The rottenest cat. Ever.

I was thirteen on the day that my parents heard the sounds coming from the woodpile. At first, they weren’t sure what they were hearing, but after a day or two, they became certain that what they were hearing was probably a kitten.

Every time they got close to the woodpile and made noises, they heard a faint mewing start up, but they were not able to find the kitten. A day or two went by, and every time they passed the woodpile, they heard mewing. They would have left well enough alone, but one of my parents had seen a cat that had died as a result of a hit-and-run accident near their house. Suspecting that the cat was the mother of the kitten, they decided to dig around in the woodpile to see if they could find the kitten to help it.

Shortly thereafter, they found two kittens, both solid black. One had died—probably as a result of exposure to the brutal July heat. The other was weak and sick, but alive.

He was a little slip of a thing, this kitten. Flies and maggots had found him, sensing sickness and death, and were swarming him. My mother, ever the practical softie, brushed him off as best she could and took the kitten to their vet.

He wasn’t terribly optimistic. He cleaned up the kitten as best he could, but warned that the damage might well be permanent. He estimated that the kitten might be two weeks old, and warned that it—he, actually, for it was a male—would need to nurse every few hours for the first week or so.

He wasn’t able to keep warm on his own, so Mom fashioned bedding out of washcloths, and put the kitten to sleep on a heating pad. She had cat’s milk and a bottle, but the kitten was too tiny to get its mouth around the nipple. Instead, he took milk from an eyedropper she had lying around the house.

Someone in the family remarked, “He’s such a little bit of a thing.”

For lack of a better name, Little Bit he became.

I was away at camp at the time. I distinctly remember being at the campus bowling alley that night, and getting the short version of this story told to me over a pay phone. At that moment, I was standing next to a new friend—a chap named Andrew Granade.

When I came home, I was aghast at what I saw, even though Mom and Dad were proud of his ‘progress.’ He was obviously going to have some scarring on his hind leg and tail from where the maggots attacked him, and he was painfully thin, but Mom assured me that what I was seeing was an incredible amount of progress over what the kitten had been like when they first found him.

My only recollection of his size comes from a small, flashback memory: Bit’s entire front paw was the size of my thumbnail.

We cheered his advances. When he ate a teaspoonful of moist cat food, we rejoiced. When he walked the length of the hallway without stopping, we rejoiced.

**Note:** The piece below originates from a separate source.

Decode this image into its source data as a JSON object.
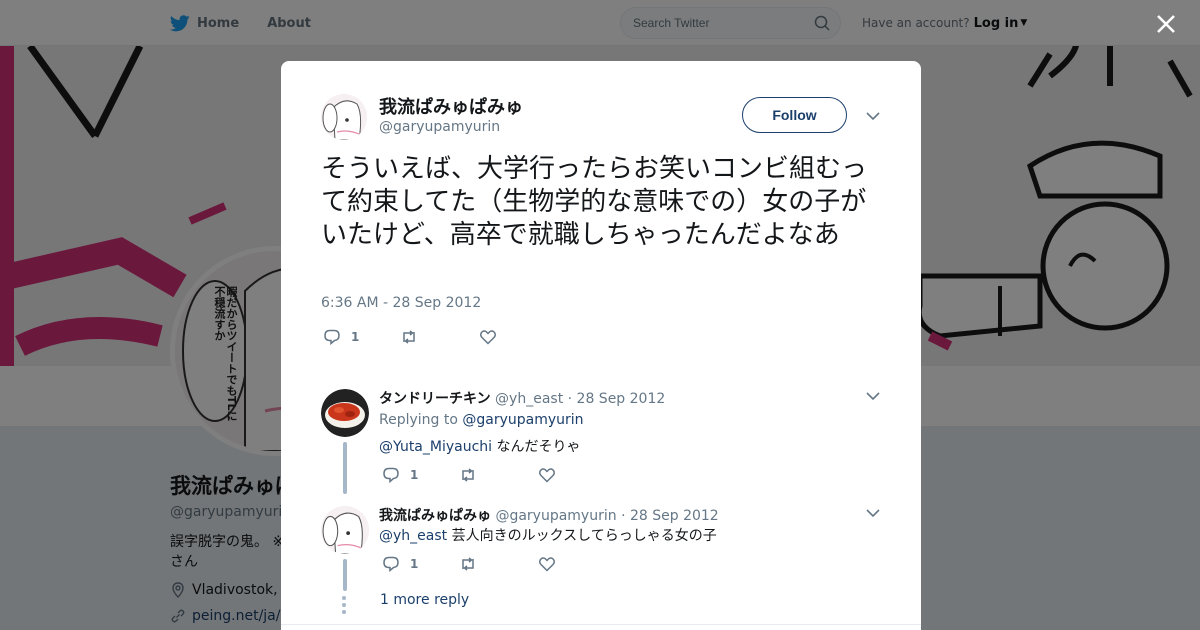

When he desperately wanted to keep up with Mom but didn’t have the strength, she took two clothespins and pinned the front of her shirt into something resembling a kangaroo’s pouch, and carried him—purring—there.

Twelve years later, Little Bit is the most rotten, most spoiled, most imperiously superior kitty I have ever had the pleasure to know. Jeff likes to tell the cat that he’s getting ‘soft’ in his old age—previously, he imperiously resisted any non-family attempts to make friends or provide scritchies.

Now, he purrs, drools a little, and allows it.

In the time being, he has trained my parents well. Dad slips Bit bacon whenever Mom isn’t looking. Mom spoils him with his favorite brands of wet cat food, no matter how much she thinks they smell.

But today, I saw the most egregious example of well-trained humanity that I’ve ever seen in my entire life. We had just finished eating dinner, and Bit had come sniffing at our plates. I had brushed him away, and forced him to mind his own business.

After my mother finished her meal, she patted the couch beside her and said, “C’mon, Bit.” I assumed that he was interested in the remnants of the smoked sausage we’d had for dinner, but in fact, this was not the case.

Mom picked up the remnants of her ear of corn and held it out to Bit, who proceeded to delicately, but repeatedly, gnaw at it. She looked up to me and said matter-of-factly, “What’s the problem? Bit likes corn.”

I nearly fell off the couch.

Note to friends: Never, ever, ever tell me again that Tenzing and Edmund are the most spoiled cats in the universe. If this isn’t enough proof for you, I don’t know what will be.

Merry Christmas, all.